This past weekend John and I joined one of the Korean teachers at our hagwon for dinner and drinks in Busan. He brought two of his Korean teacher friends who had very decent English and it was quite an enjoyable evening. We went to a 갈비 (rib) restaurant. Now, John and I go out to eat fairly often, it’s just quick, easy and roughly the same price of what we would make at home – except a restaurant’s food is way better. The restaurant we dined at was the equivalent of say, Mussels and Burger Bar or Hammerheads. A nice restaurant you go to on special occasions. Except in Korea, these restaurants are along the price of Morton’s or Ruth Chris dot dot dot dot……… We ate like kings, and it was a blast. Discussion ranged from our time in Korea, abroad, life in the states, stereotypes of different parts of the US, tv, movies, actors, and various phrases that the gentlemen had issues with. These Korean men were very polite and a lot of fun to hang out with. After dinner we went to a nice quiet bar, I couldn’t tell you where. We sit down and say we prefer whiskey, so one of the guys orders whiskey for us and beers for him and the other. Our Korean teacher friend was our dd – God bless him. The waiter comes over and sets down a handle of Devil’s Share, a white whiskey from San Diego. I look at John as though we were dead where we sat. Bottles of alcohol in Korea are VASTLY overpriced. But, we didn’t say anything. To make a quick comparison for those of you who have tried soju, soju is very …unrefined, the alcohol we enjoy in the US is VERY refined. This whiskey, was middle of the road refined, and it hurt. I have no idea how long we sat there, but after we finished that bottle the 아저씨 (polite way of referring to an older man) decides we need a bottle of Jack Daniels. I have a little bit, but I can’t handle it. Around this point, I can’t remember…. I see glimpses of the rest of the night, and the best part was crashing onto my bed. When I woke up I realized I had no phone, yet I had my credit card, bus pass and some other cards from my phone case. An image flashed through my mind because the 아저씨 was making fun of my phone case. So I took out all of my stuff and handed it to him trying to get him to get rid of it – I don’t like it either, it’s supposed to be red, but when I took it out of the box it was rose/pink… Yes, I get made fun of. It turns out I left it in Mr. Kim’s car – and I got it at work today. That was an awkward exchange. Pretty awesome weekend, nonetheless.
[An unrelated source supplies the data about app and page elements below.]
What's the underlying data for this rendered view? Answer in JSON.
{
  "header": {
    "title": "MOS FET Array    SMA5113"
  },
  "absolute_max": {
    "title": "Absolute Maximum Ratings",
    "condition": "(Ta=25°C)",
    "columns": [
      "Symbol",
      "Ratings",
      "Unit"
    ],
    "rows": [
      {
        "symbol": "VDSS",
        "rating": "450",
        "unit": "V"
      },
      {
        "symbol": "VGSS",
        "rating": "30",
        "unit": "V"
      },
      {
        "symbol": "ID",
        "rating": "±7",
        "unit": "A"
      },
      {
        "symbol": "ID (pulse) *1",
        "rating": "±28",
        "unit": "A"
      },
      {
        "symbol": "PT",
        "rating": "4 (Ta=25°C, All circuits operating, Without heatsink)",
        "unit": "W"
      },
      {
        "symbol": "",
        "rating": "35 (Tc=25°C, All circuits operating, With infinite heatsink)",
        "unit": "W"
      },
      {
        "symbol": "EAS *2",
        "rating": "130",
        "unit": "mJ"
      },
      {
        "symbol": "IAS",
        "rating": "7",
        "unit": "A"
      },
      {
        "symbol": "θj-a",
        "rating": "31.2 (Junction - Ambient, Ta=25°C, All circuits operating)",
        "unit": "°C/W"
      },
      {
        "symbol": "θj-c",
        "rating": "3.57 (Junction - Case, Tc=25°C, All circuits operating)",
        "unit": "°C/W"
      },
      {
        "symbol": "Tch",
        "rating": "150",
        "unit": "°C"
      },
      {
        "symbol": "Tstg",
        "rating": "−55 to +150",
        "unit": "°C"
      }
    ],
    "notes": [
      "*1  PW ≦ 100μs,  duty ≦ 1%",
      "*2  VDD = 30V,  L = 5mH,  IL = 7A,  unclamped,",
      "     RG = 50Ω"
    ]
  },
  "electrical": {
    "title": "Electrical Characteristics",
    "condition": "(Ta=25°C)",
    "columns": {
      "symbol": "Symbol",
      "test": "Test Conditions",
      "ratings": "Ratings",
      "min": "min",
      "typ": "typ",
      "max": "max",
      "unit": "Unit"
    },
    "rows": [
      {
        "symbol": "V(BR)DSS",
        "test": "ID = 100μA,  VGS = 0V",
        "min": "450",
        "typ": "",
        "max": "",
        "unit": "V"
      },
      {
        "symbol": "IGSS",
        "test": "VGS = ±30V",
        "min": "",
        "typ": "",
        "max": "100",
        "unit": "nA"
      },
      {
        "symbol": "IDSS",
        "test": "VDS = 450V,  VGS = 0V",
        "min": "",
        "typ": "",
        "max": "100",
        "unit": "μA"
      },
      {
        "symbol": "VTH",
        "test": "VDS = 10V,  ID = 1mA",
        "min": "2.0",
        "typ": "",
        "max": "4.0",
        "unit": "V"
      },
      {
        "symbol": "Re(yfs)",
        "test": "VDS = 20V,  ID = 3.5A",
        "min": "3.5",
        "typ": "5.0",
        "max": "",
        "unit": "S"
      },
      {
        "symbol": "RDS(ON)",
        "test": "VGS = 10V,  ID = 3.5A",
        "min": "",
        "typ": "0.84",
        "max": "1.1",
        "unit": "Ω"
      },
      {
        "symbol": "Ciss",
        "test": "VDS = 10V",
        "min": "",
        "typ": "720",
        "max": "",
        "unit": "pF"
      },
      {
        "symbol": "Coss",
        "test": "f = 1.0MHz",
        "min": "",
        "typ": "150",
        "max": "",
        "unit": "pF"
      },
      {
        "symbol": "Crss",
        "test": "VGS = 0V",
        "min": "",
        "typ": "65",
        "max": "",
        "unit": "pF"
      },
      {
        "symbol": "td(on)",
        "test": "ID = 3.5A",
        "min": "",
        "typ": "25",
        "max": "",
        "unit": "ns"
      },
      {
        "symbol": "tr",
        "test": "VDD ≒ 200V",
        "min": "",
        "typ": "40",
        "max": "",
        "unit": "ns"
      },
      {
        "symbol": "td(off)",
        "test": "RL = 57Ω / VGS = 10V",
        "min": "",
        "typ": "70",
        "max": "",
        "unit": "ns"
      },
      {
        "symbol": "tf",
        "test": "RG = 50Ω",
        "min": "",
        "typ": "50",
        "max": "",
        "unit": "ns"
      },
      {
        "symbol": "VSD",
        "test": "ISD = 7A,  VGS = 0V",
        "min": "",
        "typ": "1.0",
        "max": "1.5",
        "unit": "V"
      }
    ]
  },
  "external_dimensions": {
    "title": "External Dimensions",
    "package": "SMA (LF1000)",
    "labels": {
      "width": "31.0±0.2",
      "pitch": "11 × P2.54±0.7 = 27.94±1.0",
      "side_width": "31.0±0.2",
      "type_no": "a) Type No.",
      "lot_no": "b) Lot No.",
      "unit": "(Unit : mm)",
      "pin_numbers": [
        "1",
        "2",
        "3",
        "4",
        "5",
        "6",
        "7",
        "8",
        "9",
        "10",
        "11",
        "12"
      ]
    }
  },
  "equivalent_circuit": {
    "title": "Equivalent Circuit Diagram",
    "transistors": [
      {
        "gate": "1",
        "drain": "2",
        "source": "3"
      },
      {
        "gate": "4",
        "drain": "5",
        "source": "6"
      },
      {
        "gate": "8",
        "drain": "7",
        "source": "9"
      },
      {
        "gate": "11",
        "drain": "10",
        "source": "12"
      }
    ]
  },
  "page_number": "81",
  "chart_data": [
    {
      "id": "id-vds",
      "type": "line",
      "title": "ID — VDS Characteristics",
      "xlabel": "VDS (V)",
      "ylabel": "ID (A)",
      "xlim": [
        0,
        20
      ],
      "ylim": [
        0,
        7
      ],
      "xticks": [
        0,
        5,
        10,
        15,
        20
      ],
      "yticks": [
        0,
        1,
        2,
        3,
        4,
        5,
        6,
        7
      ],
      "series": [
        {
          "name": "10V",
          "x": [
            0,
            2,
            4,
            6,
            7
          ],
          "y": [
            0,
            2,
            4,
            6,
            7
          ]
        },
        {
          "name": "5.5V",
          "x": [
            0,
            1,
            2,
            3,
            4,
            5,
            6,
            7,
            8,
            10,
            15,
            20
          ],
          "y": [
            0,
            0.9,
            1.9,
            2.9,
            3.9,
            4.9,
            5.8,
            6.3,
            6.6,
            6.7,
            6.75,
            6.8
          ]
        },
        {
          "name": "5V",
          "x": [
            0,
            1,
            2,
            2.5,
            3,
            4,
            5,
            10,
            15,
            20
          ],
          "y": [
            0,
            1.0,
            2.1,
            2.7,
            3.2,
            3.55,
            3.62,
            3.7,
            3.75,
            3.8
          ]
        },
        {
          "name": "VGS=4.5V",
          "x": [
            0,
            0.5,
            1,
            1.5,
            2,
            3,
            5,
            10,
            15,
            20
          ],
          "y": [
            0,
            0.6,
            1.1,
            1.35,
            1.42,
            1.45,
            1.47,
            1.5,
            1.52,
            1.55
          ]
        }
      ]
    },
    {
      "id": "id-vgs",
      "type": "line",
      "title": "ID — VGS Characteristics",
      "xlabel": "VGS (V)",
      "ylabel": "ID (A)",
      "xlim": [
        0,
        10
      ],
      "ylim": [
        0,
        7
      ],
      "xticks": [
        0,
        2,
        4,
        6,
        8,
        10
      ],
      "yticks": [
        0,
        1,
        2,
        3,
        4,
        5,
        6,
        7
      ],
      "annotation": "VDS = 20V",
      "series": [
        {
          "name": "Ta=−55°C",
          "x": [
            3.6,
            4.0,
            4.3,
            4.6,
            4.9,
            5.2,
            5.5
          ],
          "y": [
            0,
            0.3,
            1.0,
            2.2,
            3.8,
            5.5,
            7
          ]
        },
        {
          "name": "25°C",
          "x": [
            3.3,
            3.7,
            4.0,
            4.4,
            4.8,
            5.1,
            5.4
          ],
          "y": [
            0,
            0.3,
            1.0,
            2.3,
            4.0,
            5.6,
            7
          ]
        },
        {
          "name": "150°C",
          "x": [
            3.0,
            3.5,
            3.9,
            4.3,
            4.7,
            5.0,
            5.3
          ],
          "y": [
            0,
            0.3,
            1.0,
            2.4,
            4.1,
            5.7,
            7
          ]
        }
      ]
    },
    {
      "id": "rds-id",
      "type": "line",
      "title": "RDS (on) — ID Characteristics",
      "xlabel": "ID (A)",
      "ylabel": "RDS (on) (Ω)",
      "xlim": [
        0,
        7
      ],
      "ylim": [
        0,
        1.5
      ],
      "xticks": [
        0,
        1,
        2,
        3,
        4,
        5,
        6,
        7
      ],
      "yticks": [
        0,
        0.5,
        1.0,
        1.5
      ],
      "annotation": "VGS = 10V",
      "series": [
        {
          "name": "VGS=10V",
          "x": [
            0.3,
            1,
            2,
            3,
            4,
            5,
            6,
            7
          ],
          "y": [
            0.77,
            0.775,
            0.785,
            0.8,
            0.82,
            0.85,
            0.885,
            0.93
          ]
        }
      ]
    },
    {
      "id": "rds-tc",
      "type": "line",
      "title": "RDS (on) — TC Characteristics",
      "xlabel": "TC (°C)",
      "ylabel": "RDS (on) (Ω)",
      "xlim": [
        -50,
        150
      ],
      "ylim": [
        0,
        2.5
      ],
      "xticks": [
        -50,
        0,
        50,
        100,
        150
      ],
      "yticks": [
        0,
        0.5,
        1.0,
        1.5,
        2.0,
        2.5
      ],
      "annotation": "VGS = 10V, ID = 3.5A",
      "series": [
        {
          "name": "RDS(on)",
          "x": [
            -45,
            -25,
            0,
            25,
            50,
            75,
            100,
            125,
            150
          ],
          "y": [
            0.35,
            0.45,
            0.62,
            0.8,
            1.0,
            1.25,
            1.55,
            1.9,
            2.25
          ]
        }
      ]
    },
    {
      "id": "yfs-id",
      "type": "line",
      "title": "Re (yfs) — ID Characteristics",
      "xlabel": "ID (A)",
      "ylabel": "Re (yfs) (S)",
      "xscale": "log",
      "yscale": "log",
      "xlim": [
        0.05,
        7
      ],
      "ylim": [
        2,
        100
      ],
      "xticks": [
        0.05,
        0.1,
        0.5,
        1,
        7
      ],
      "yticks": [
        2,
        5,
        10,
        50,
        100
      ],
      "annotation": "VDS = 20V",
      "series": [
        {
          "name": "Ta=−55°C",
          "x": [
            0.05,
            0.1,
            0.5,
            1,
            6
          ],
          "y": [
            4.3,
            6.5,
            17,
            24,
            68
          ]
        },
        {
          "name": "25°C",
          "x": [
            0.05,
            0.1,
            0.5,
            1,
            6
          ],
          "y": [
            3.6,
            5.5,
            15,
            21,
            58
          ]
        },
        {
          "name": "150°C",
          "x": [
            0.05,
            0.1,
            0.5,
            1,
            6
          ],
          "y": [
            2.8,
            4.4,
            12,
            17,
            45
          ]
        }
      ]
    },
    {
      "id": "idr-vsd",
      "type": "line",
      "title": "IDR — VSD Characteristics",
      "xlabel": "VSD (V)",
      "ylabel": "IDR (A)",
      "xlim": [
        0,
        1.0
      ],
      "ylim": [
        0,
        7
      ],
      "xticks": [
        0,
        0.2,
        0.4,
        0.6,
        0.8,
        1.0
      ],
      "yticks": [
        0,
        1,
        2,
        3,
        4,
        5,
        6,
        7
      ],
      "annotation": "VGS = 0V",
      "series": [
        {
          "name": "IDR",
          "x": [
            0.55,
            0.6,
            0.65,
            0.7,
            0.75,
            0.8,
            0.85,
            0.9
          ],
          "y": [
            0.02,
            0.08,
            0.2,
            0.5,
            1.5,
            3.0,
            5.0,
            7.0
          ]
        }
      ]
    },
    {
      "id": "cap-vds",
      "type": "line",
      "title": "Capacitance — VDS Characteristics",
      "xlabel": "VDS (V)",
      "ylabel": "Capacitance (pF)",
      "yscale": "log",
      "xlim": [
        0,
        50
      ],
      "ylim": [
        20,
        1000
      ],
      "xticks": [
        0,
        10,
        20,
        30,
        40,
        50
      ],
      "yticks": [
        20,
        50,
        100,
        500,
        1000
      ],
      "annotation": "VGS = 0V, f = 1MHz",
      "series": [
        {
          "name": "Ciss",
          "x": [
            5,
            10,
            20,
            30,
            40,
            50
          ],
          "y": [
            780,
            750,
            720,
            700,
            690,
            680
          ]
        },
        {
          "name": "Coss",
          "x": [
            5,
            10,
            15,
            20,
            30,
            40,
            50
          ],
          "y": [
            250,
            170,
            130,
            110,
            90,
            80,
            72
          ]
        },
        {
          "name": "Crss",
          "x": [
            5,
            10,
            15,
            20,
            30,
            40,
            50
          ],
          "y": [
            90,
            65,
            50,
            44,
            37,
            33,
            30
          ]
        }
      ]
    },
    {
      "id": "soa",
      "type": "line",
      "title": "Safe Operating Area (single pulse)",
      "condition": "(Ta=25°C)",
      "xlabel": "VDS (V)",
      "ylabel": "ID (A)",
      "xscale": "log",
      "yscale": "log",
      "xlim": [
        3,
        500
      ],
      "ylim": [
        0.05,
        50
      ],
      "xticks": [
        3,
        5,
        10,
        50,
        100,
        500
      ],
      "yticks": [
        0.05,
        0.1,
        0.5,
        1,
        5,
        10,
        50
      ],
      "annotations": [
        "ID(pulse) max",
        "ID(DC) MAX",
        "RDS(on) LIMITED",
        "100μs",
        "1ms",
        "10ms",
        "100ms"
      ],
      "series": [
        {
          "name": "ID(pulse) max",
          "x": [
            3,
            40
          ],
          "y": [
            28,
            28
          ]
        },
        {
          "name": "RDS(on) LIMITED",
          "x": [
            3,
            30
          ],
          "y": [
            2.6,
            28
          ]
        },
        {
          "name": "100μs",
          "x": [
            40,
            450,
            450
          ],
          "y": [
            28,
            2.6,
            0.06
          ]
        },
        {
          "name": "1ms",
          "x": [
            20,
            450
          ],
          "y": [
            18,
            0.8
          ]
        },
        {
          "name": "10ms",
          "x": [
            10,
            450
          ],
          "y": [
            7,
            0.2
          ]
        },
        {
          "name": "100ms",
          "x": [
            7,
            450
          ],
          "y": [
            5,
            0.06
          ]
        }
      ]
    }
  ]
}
Hopefully, this new medicine bounces me back to normal quick – I really want to get back in the gym.
If I can find the time, more so the willpower to not indulge in video games, I’m going to be watching more Korean movies and maybe some TV dramas. If you have the chance, you should watch The Chaser. You can find it on YouTube with subtitles. It’s pretty intense and similar to something like The Fugitive or Lincoln Lawyer. Very neat!